Organization

Major Sponsor:

Radi Medical System / St. Jude Medical

Steering Committee:

Nico H.J. Pijls, Eindhoven, Netherlands (PI)

William F. Fearon, Stanford, CA, USA (PI)

Bernard De Bruyne, Aalst, Belgium

Pim A.L. Tonino, Eindhoven, Netherlands

Data analysis:

Uwe Siebert, Boston, MA, USA and Hall, A

Clinical Events Committee:

Emanuele Barbato, Naples, Italy

Eric Eeckhout, Lausanne, Switzerland

Mamdouh El Gamal, Eindhoven, NL

Morton Kern, Irvine, CA, USA

John Hodgson, Wilkes Barre, PA, USA

1 year event free survival
1 Year Event-Free Survival

Absolute Difference in MACE-Free Survival

FFR-guided

Angio-guided

30 days

2.9%

90 days

3.8%

180 days

4.9%

360 days

5.1%

1 year economic evaluation
1 Year Economic Evaluation

Bootstrap Simulation

Angio

Less

Costly

Angio Better FFR Better

QALY

FFR

Less

Costly

USD

2 year survival free of mace
2 Year Survival Free of MACE

FFR-Guided

Angio-Guided

730 days

4.5%

2 year survival free of repeat revascularization
2 Year Survival Free of Repeat Revascularization

FFR-Guided

Angio-Guided

730 days

1.9%

2 year survival free of mi
2 Year Survival Free of MI

FFR-Guided

Angio-Guided

730 days

3.6%

2 year survival free of death mi
2 Year Survival Free of Death/MI

FFR-Guided

Angio-Guided

730 days

4.3%

outcome of deferred lesions
Outcome of Deferred Lesions

513 Deferred Lesions in

509 FFR-Guided Patients

2 Years

22

Peri-procedural

31 Myocardial Infarctions

8

Due to a New Lesion

or Stent-Related

9

Late Myocardial Infarctions

Only 1/513 or 0.2% of deferred

lesions resulted in a late

myocardial infarction

1

Myocardial Infarction due to

an Originally Deferred Lesion

outcome of deferred lesions32
Outcome of Deferred Lesions

513 Deferred Lesions in

509 FFR-Guided Patients

2 Years

37

in a New Lesion or

in a Restenotic One

53 Repeat Revascularizations

6

Without FFR or

Despite an FFR > 0.80

16

Originally Deferred Lesions

Only 10/513 or 1.9% of deferred

lesions clearly progressed

requiring repeat revascularization

10

Originally Deferred Lesions

with Clear Progression

conclusions
Conclusions
  • At 2 years, there is now a significant decrease in the rate of MI in the FFR-guided arm. There continues to be a significant decrease in death and MI favoring the FFR-guided approach. Lastly, there is a strong trend towards a lower rate of death, MI or the need for repeat revascularization in the FFR-guided arm.
  • There is no signal to suggest that deferred lesions are likely to be responsible for late myocardial infarctions or to progress and require repeat revascularizations.
conclusions34
Conclusions
  • The 2 year follow-up of the FAME study demonstrates durability of the improved outcomes noted at 1 year with an FFR-guided approach to PCI in patients with multivessel CAD
  • These results continue to support the evolving paradigm of:
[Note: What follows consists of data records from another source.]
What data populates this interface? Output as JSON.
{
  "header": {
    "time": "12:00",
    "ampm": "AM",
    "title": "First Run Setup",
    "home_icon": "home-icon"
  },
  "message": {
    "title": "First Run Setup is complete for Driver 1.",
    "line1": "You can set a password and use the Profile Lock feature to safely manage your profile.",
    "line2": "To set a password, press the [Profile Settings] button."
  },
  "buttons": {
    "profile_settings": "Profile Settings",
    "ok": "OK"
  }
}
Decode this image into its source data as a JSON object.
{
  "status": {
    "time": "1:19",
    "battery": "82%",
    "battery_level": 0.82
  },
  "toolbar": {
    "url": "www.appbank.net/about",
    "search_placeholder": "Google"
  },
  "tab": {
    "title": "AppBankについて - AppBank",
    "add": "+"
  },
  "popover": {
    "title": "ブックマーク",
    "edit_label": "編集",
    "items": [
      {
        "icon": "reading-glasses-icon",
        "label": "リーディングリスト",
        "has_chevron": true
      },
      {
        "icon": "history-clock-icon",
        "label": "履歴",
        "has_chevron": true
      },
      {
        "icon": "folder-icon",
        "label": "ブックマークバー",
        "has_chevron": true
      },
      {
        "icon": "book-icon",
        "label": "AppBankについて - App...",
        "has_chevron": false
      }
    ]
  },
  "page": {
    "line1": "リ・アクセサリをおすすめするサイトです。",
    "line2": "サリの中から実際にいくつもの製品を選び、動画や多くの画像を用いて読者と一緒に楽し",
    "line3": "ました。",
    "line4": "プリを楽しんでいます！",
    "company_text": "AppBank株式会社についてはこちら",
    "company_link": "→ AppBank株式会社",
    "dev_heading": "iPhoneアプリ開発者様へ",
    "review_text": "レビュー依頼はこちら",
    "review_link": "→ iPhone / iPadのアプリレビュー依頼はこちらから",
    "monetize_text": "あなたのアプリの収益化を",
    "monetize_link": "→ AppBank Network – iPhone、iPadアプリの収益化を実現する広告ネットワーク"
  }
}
“Functionally Complete Revascularization”

i.e. stenting of ischemic lesions and

medical treatment of non-ischemic ones